This is the historically conditioned role of universities and this development is one of many features of the arrival at a free and open society.

Yes, the attempt to impose state-think in universities is true in these universities as well because it comes out of bureaucratic rationality not social morality. So, I am not worried about states trying to determine what universities teach.

Again, there are historical reasons why this expectation by governing elites is valid. While governments in democratic and democratic-aspiring societies have one version of state-think that can tolerate a fairly high level of contravention, authoritarian and military governments have less tolerance, or none at all.

The end of the Cold War saw many of these regimes replaced by popularly elected civilian governments. In the restored state context, universities returned to normalcy.

A successful post-colonial university is not solely a state project but is instead a historical phenomenon where an intellectual counter-space was successfully forced open to contest the state project.

Such a university would necessarily be a battleground where the state-think could be challenged and students, whether they leave as conformists or revolutionaries, have at least had the opportunity to question the order of things, to change, even just a little, and come out better able to make their own choices as a result.

Sub-colonial universities

In the past decade or so, however, the retreat of democracy across these regions has worked against the historical role of universities across Africa and Asia. This has meant the increasingly effective erasure of the intellectual counter-spaces of both students and academics by the invisible hands of varied interests that will be referred to here merely as officially recognised ‘stakeholders’ (business owners, governing political parties, militaries and so on).

Observers often confuse as intellectual counter-spaces the many high-profile research centres that have popped up at well-founded post-colonial universities since the 1990s.

Universities are not just being clever about the checklist of things that they need to have to gain a good international reputation; there is a pathological need to possess in form (but as it often works out, not truly in content) the things that validate universities in the eyes of the West, as the radical young Nigerian sociologist Dr Omafume Onoge testified before a judicial enquiry after the Nigerian police fired on students at the University of Ibadan on 1 February 1971, killing one.

The term used at the court was ‘sub-colonial’ to describe a former colonial university that was not geared to serving the needs of indigenous society but continued to operate according to the old colonial template.

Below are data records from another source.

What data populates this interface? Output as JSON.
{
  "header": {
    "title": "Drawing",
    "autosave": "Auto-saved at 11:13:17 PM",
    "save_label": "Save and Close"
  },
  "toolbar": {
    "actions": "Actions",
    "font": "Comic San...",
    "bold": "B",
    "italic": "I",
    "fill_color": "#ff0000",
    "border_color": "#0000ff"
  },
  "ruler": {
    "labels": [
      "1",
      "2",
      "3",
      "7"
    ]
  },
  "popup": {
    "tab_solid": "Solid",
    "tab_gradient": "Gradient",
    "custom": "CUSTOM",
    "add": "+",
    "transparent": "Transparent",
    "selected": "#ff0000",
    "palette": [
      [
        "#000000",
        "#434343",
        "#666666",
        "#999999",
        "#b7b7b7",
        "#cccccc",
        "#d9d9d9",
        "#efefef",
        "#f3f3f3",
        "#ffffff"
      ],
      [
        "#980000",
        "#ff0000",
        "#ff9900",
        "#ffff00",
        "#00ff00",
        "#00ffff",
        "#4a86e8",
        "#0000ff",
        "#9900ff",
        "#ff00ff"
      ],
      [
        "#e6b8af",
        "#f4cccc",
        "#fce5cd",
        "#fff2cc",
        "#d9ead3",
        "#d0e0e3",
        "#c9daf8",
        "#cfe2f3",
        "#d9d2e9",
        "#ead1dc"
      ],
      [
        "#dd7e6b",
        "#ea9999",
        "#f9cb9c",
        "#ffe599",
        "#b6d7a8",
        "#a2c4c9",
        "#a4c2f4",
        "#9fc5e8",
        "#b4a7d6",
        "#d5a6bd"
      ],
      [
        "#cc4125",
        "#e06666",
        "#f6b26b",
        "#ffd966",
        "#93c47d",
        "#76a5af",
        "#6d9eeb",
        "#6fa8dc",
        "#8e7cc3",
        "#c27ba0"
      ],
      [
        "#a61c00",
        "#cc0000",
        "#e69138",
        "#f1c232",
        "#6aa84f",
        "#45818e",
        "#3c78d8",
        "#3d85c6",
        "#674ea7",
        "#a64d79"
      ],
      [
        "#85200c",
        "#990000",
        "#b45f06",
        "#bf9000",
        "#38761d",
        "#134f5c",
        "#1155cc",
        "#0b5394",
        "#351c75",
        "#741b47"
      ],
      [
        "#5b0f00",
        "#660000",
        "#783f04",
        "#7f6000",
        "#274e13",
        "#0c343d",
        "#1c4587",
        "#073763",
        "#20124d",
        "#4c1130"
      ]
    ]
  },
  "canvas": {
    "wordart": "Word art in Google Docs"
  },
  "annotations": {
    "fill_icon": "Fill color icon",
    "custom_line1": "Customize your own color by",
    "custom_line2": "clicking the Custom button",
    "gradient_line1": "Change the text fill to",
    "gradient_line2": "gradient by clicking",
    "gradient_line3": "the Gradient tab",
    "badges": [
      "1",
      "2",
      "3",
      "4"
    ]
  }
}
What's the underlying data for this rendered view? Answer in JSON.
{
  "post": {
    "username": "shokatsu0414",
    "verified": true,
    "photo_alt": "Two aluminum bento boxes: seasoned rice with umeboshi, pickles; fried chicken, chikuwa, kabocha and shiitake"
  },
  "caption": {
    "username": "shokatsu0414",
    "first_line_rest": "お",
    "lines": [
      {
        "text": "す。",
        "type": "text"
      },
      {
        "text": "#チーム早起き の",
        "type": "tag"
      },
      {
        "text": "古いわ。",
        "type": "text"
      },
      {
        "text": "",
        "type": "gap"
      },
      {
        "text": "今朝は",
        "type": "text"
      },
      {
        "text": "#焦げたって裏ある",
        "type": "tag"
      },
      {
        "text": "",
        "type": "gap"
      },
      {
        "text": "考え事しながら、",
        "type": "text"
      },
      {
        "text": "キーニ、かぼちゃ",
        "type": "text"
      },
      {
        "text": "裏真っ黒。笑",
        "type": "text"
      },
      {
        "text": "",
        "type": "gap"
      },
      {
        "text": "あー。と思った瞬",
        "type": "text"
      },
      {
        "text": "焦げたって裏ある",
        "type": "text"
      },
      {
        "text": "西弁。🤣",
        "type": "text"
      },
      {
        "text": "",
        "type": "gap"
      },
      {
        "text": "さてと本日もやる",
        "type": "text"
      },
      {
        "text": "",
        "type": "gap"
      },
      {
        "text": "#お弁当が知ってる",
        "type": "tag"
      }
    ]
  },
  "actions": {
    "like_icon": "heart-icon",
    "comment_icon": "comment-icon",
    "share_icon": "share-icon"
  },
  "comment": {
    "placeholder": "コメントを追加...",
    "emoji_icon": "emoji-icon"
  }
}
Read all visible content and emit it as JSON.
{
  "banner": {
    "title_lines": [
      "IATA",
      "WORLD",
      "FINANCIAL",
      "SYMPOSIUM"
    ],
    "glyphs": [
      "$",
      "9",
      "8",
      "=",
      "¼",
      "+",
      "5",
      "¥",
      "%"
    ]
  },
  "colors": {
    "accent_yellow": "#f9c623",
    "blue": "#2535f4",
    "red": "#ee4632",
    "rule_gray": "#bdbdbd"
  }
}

This remains the case in much of Africa and South and Southeast Asia today. Universities cloak themselves with high profile links with elite institutions elsewhere, by creating nominal centres for critical thought, often bringing in internationally famous academicians.

This game is about pretending to encourage critical thinking only to win higher ratings in international university rankings. The illusion of critical thought afforded by the existence of high-profile research centres masks the reality of a very regulated, closely monitored and highly risky intellectual commons.

These appendages usually succumb to the colonial mode of university education like the rest of the institution and the famous personages they import flee.

This closing up of genuine intellectual counter-spaces marks the critical moment when universities go from saying this is what the state wishes to teach you, to this is what the state limits your understanding to be.

Worryingly, this appears to be the trend for some time into the future and there is little that can be done beyond helping students and academics in post-colonial universities defend their intellectual counter-spaces by providing, even just virtually, intellectual lifelines that reach over the invisible shields of the authoritarian-minded ‘stakeholders’.

Michael W Charney is professor of Asian and military history at SOAS, University of London, United Kingdom.